As the cost of living increases in Austria and Europe in general, governments scramble to halt inflation and galloping energy prices. Austria this weekend unveiled a package with some €2 billion promised as a relief for citizens.
The primary measure is a reduction in taxes on natural gas and electricity by the end of June 2023, which is expected to cost €900 million and should cut tax by 90 per cent.
Additionally, there will be a 50 per cent increase in the commuter allowance and an increase in the “commuter euro”, which reduces income tax levies by €2 per kilometre distance between the place of residence and workplace. These should cost €400 million.
The package includes a €150 million investment in public transport to increase offers and lower prices. However, the government hasn’t given any specific details on these proposals.
Some €120 million will be spent in helping self-employed, small and medium-sized companies with high fuel costs switch to more sustainable energy sources. Finally, a further €250 million is set to be invested in wind and solar power generation.
This is the second relief package announced in less than 30 days by Austrian authorities.
The country’s National Council approved late last month one-off payments to ease the current cost of living crisis for specific households in the country.
Almost every Austrian who earns no more than €5,670 per month will receive a voucher for €150 euros to cushion the increased energy bill. Low-income people should get €300 after the €1.7 billion expense was approved.
It has taken a lot of negotiation and persuasion to reach an agreement between both coalition members, several Austrian media sources reported.

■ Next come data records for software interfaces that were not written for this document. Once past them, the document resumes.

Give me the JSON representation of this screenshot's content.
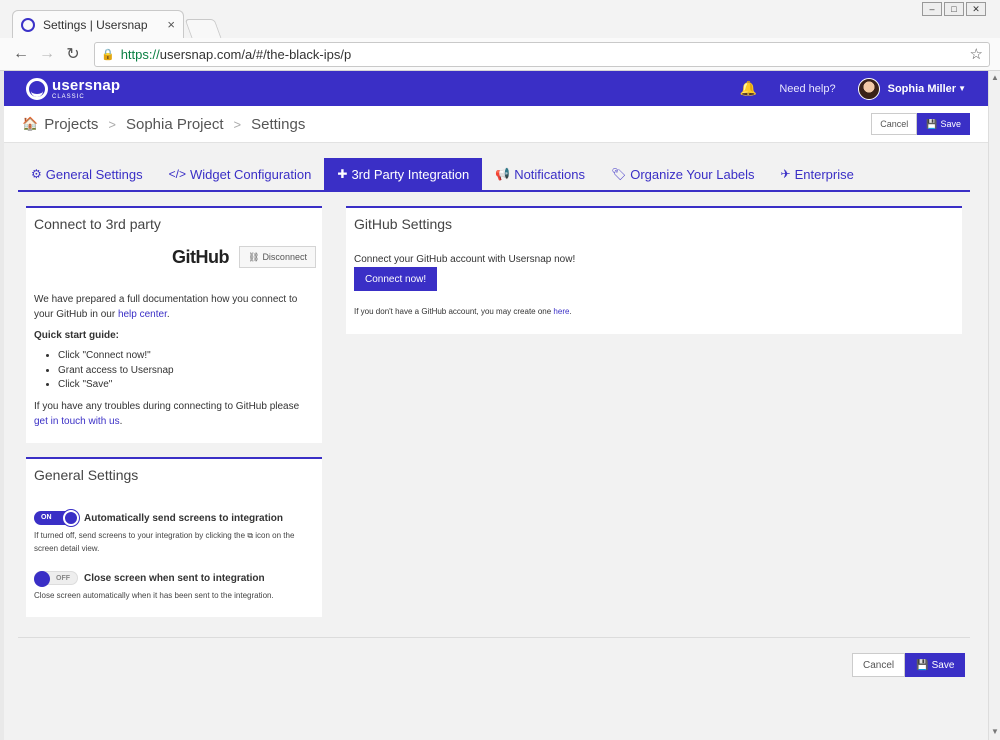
{
  "browser": {
    "tab_title": "Settings | Usersnap",
    "tab_close": "×",
    "url_scheme": "https://",
    "url_rest": "usersnap.com/a/#/the-black-ips/p"
  },
  "appbar": {
    "logo_word": "usersnap",
    "logo_sub": "CLASSIC",
    "help": "Need help?",
    "user": "Sophia Miller"
  },
  "breadcrumb": {
    "items": [
      "Projects",
      "Sophia Project",
      "Settings"
    ],
    "cancel": "Cancel",
    "save": "Save"
  },
  "tabs": [
    {
      "label": "General Settings",
      "icon": "gear-icon"
    },
    {
      "label": "Widget Configuration",
      "icon": "code-icon"
    },
    {
      "label": "3rd Party Integration",
      "icon": "puzzle-icon",
      "active": true
    },
    {
      "label": "Notifications",
      "icon": "megaphone-icon"
    },
    {
      "label": "Organize Your Labels",
      "icon": "tags-icon"
    },
    {
      "label": "Enterprise",
      "icon": "plane-icon"
    }
  ],
  "connect_panel": {
    "title": "Connect to 3rd party",
    "github_logo": "GitHub",
    "disconnect": "Disconnect",
    "intro_pre": "We have prepared a full documentation how you connect to your GitHub in our ",
    "intro_link": "help center",
    "intro_post": ".",
    "guide_title": "Quick start guide:",
    "guide_steps": [
      "Click \"Connect now!\"",
      "Grant access to Usersnap",
      "Click \"Save\""
    ],
    "trouble_pre": "If you have any troubles during connecting to GitHub please ",
    "trouble_link": "get in touch with us",
    "trouble_post": "."
  },
  "general_panel": {
    "title": "General Settings",
    "toggle1": {
      "state": "ON",
      "label": "Automatically send screens to integration",
      "desc_pre": "If turned off, send screens to your integration by clicking the ",
      "desc_post": " icon on the screen detail view."
    },
    "toggle2": {
      "state": "OFF",
      "label": "Close screen when sent to integration",
      "desc": "Close screen automatically when it has been sent to the integration."
    }
  },
  "github_panel": {
    "title": "GitHub Settings",
    "desc": "Connect your GitHub account with Usersnap now!",
    "connect": "Connect now!",
    "note_pre": "If you don't have a GitHub account, you may create one ",
    "note_link": "here",
    "note_post": "."
  },
  "footer": {
    "cancel": "Cancel",
    "save": "Save"
  },
  "colors": {
    "brand": "#3a2fc6"
  }
}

ÖVP spokespeople stated that their junior partners, the Greens, were reluctant to provide any financial support to drivers. A reduction in VAT on fuels was also off the table because it wouldn’t be allowed under European law, Kurier said.

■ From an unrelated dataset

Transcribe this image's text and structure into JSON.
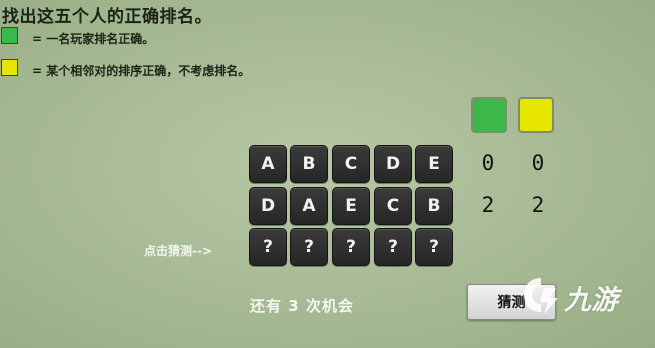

“The targeted measures don’t provide relief to those who drive their second-car SUV through the city centre for fun”, but benefits people on their way to work, said Environment Minister Leonore Gewessler (Greens).
She reiterated that rising costs were mainly due to the Ukrainian conflict and Russia’s policies. “It is extremely important to name the culpable person for this price increase: Vladimir Putin”, the politician said.
In the future, Austria should diversify its energy matrix to reduce its dependence on Russian gas, especially with expanding renewable energies, the minister said.
“The sun and the wind don’t send us an invoice. Gazprom does”, she added.
Numerous reactions and criticism
The package did not come without some criticism.
The Austrian trade union federation (ÖGB) stated the cuts were too timid and pointed out increasing the commuter allowance helped higher earners more than those on lower salaries, in strong disagreement with the government.
Die Maßnahmen der Regierung gegen steigende Energiepreise sind zu zaghaft. Erste Schnell-Analyse:
– Pendlerpauschale so wie sie ist, entlastet BesserverdienerInnen mehr als kleine/mittlere Einkommen
– Keine Erhöhung KM-Geld
– Öffi-Preissenkungen sind sehr vage
— ÖGB (@oegb_at) March 20, 2022
SPÖ spokesperson for energy matters also stated that the measures would benefit higher earners. Alois Schroll said in a press release that the package brought only small steps that wouldn’t properly “counteract the wave of inflation or really relieve people”.
For the Neos, the package is “cosmetics, not sustainable relief”, and FPÖ leader Herbert Kick also said that “too little relief is received by the people affected”.
Environmental organisations such as WWF criticised the lack of measures to save energy, especially the incentives for commuters who drive instead of using public transportation.
Pendlerpauschale – commuter allowance
Entlastungspaket – relief package
Steuer – tax
Umweltorganisationen – Environmental organisations